The Taylor Society listen impassively—with exception of onesharp-faced old man, who holds 
his hand behind his ear, takes notes and occasionally asks to have figures repeated, and a younger man, the full-blown type of the busy and cheerful prosperity-promoter, florid, with a cigar, round bone glasses and a yellow toothbrush mustache, who begins by laughing at every statement which suggests that the Soviets aren't as smart as they thought they were, but relapses, as the enthusiastic tenor of Mr. Freyn's paper becomes plain, into a kind of dazed smirk.
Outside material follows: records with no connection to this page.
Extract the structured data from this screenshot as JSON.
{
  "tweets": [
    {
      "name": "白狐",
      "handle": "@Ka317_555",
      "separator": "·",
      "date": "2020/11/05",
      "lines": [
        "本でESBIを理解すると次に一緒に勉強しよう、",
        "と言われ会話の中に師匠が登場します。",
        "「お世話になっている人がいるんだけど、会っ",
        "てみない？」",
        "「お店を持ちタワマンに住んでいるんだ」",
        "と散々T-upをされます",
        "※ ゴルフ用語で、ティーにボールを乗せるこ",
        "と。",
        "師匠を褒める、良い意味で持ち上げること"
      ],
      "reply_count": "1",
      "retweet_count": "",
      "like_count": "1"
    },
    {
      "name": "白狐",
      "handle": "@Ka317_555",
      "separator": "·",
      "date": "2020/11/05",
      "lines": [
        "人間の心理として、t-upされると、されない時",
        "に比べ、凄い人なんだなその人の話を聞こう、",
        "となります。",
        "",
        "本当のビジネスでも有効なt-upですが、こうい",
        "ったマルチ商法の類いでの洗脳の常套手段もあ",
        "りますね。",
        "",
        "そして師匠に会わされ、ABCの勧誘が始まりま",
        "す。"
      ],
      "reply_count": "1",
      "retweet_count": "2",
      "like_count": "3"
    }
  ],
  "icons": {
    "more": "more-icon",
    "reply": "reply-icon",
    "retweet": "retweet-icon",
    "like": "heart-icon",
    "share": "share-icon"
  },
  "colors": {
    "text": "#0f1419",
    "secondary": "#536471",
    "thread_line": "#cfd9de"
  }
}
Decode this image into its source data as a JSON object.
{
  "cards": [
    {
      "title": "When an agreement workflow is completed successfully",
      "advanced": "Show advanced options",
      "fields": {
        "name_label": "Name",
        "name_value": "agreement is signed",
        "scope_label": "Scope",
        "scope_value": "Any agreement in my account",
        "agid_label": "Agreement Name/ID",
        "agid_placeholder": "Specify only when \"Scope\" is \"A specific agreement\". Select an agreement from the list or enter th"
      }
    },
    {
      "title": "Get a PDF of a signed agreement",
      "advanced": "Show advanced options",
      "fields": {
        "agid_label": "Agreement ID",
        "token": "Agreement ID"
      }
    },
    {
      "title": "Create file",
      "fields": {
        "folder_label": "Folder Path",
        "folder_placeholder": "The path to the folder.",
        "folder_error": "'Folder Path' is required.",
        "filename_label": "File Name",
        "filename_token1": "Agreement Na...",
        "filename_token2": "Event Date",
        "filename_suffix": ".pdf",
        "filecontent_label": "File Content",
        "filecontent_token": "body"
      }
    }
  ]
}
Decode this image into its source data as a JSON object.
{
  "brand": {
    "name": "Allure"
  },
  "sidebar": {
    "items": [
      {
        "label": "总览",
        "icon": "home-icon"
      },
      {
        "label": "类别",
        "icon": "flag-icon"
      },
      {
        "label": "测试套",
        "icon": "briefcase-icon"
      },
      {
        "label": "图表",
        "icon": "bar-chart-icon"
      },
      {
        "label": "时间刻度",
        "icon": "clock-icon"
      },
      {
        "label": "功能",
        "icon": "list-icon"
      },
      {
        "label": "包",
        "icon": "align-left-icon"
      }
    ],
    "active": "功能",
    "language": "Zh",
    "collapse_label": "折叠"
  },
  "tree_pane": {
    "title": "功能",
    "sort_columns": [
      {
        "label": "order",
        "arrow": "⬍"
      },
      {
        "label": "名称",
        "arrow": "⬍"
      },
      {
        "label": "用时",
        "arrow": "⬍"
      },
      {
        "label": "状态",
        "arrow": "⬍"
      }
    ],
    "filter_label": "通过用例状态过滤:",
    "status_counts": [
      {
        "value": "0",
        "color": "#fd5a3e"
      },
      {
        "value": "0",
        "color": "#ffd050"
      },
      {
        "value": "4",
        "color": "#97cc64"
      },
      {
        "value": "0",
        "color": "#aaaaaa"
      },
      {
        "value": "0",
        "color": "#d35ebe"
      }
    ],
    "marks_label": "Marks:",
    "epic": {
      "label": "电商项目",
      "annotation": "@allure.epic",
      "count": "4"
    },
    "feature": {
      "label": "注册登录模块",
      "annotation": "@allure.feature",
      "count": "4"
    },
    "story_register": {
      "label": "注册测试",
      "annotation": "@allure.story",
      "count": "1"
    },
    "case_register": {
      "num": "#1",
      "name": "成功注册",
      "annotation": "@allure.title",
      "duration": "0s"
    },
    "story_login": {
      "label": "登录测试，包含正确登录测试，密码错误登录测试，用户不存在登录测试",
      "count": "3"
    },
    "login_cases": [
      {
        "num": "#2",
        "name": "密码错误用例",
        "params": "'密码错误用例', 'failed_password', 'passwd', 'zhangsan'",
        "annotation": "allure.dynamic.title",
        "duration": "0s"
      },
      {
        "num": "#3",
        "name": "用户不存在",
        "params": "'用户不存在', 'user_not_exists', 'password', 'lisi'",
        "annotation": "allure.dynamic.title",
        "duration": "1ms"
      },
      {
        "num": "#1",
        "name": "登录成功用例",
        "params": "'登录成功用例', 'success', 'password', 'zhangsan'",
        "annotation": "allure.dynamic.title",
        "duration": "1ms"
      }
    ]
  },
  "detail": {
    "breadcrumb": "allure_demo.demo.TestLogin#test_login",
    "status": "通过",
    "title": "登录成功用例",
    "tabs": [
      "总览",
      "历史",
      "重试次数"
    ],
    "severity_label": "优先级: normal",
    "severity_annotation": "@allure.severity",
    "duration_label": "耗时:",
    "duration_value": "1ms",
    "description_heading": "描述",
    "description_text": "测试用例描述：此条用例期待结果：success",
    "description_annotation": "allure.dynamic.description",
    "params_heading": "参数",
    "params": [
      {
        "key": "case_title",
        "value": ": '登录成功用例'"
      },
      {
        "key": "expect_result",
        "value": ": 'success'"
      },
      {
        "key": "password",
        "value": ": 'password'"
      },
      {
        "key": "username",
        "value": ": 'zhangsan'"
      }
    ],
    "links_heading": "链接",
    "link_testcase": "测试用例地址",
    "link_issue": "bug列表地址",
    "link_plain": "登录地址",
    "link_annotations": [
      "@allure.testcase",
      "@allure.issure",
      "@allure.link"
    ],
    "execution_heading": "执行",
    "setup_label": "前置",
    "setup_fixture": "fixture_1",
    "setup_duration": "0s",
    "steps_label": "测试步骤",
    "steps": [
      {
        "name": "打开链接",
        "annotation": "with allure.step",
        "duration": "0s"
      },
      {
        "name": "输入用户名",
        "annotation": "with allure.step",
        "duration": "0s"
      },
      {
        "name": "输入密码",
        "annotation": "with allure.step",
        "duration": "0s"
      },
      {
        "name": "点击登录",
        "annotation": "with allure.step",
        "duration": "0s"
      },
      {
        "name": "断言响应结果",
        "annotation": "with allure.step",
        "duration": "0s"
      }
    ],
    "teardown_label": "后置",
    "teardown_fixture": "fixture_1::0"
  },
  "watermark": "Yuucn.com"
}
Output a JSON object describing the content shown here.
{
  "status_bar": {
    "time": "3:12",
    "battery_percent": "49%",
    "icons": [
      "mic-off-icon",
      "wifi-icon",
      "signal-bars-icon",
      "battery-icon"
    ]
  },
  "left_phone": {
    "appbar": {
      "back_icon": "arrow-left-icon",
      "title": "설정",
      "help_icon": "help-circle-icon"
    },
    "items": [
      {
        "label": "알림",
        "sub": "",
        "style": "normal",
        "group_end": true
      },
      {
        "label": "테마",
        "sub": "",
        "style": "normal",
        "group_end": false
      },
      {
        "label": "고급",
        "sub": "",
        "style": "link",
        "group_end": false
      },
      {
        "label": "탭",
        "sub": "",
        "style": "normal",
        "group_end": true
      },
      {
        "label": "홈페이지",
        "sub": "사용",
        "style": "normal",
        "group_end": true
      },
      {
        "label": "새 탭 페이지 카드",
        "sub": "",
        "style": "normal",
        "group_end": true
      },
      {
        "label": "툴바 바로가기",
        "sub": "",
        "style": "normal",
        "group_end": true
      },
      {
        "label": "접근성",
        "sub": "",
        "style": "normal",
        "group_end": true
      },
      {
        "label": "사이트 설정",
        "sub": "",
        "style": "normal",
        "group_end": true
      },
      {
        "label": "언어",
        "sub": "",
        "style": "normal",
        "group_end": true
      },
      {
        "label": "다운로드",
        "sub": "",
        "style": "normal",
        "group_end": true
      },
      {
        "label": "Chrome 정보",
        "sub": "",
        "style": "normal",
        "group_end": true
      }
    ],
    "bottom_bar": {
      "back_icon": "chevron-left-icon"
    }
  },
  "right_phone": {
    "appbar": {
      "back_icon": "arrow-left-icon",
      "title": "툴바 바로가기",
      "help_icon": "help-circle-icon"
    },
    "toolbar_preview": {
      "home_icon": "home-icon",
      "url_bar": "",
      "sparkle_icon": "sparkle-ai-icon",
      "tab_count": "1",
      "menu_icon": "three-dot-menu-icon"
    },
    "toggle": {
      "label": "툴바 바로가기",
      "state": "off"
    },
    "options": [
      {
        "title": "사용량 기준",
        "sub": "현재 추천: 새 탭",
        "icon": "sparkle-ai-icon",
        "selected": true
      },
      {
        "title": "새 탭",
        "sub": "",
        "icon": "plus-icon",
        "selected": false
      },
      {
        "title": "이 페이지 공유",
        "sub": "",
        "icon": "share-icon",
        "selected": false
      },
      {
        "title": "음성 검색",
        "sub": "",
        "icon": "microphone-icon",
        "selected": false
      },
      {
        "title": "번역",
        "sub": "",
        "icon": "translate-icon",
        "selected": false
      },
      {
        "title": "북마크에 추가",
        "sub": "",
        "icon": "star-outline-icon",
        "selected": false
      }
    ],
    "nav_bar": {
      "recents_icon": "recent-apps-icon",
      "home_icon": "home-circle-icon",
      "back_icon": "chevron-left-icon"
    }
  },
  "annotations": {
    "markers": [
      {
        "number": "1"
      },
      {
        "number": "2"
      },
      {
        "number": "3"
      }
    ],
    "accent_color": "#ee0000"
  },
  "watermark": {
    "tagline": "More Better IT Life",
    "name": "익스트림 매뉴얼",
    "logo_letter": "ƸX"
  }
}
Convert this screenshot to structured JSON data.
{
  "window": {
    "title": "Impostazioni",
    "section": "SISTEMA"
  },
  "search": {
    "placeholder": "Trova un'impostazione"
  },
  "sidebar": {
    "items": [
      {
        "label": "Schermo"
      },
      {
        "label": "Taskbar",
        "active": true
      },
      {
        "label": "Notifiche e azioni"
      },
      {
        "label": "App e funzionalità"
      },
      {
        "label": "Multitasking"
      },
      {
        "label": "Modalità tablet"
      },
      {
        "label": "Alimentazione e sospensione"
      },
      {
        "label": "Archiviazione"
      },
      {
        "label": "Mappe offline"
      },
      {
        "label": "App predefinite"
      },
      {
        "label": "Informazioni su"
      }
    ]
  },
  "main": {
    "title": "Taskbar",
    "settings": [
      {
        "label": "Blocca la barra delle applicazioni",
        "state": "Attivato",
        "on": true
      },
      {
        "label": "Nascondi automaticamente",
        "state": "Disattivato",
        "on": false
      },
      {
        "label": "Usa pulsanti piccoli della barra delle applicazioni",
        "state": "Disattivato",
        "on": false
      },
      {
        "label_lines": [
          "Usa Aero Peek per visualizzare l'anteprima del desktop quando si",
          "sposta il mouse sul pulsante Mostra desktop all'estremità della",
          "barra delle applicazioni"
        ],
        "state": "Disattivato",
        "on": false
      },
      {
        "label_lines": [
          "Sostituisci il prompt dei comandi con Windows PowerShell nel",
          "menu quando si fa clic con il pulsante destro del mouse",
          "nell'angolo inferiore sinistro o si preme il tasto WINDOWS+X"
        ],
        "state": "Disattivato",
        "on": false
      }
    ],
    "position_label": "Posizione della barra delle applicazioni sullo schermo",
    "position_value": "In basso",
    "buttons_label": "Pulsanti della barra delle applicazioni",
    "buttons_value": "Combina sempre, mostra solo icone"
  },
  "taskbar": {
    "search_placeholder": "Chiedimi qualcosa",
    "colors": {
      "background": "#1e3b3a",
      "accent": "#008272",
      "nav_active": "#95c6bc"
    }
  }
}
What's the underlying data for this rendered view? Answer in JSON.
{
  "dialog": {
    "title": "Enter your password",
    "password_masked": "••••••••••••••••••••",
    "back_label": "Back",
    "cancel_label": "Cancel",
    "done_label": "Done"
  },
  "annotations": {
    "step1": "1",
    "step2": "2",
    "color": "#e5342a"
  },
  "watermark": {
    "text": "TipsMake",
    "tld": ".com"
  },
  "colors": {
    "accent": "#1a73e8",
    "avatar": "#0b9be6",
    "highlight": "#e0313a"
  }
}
There is only one item of the Society’s program which Freyn does not explicitly take up: “the spirit of working toward a common end through harmonious personal relations.” He does, however, try to explain what personal relations under the Soviets are like. He reminds his audience that, in view of the fact that “the three most momentous historical events, the American and French Revolutions and the Protestant Reformation, passed over old imperial Russia without leaving any imprint upon the destinies of that vast country,” it is “no wonder that the triumph of modern democracy could not be established.” The Soviet government’s frankly a dictatorship, but a dictatorship at the present stage is thought “essential for the welfare of the people.” And it now appears that Mr. Freyn is far from regarding our kind of democracy as an ideally satisfactory arrangement: “a modern business enterprise can scarcely be operated or managed by applying the principles of democracy . . . on the contrary, the strong hand and mind of business executives are required, who know what they want and what is needed for the good of the enterprise.” As a matter of fact, the Soviets are perhaps still a little too democratic: he has often wished “that more decisions might be made by responsible individuals rather than by committees and commissions.”

He pays tribute to the unselfishness and integrity of the Soviet officials, who live like Spartans and are ready to work themselves to death; explains that the Soviets, far from trying to suppress their mistakes and difficulties, maintain a policy of free publicity for bad news and free criticism of the government, which has supplied the capitalist press with most of its ammunition against them; and denies that the trial of the engineers could possibly have been a put-up job, as these technicians had been badly needed and couldn't have been sacrificed for a sensation. He speaks of “the insidious schemes of these marplots,” and says that he himself had experience of their sabotage.

In all this, he rarely mentions Communism, but as he goes on, one begins to get the impression that he is as much sold on it as any class-conscious proletarian rallying around the Thirteenth Street head- quarters. He talks with conviction and emphasis— he is defending the Soviets, one realizes, he is giving expression to his admiration for them, he seems even to have ended, after four years, in catching something of the fervency of their faith.

The outside world, he says, has been led to believe that if the Five Year Plan fails, the Soviets will fall. “Such ideas have no basis in fact. I believe that should the pressure become too great and lack of capital and credit too serious, the program will merely be slowed up and the time extended. I further believe that if the gigantic Five Year Plan were completed by the end of 1933 even to only 7.5 percent, a remarkable technical and managerial feat, unparalleled in the world's history, will have been achieved.”

So he ends, and sits down. An economist from Brookings Institute gets up to open the discussion which follows: “Mr. Freyn, in his detailed, comprehensive and almost impartial account of the Five Year Plan”—

This article appeared in the May 27, 1931 issue of the magazine.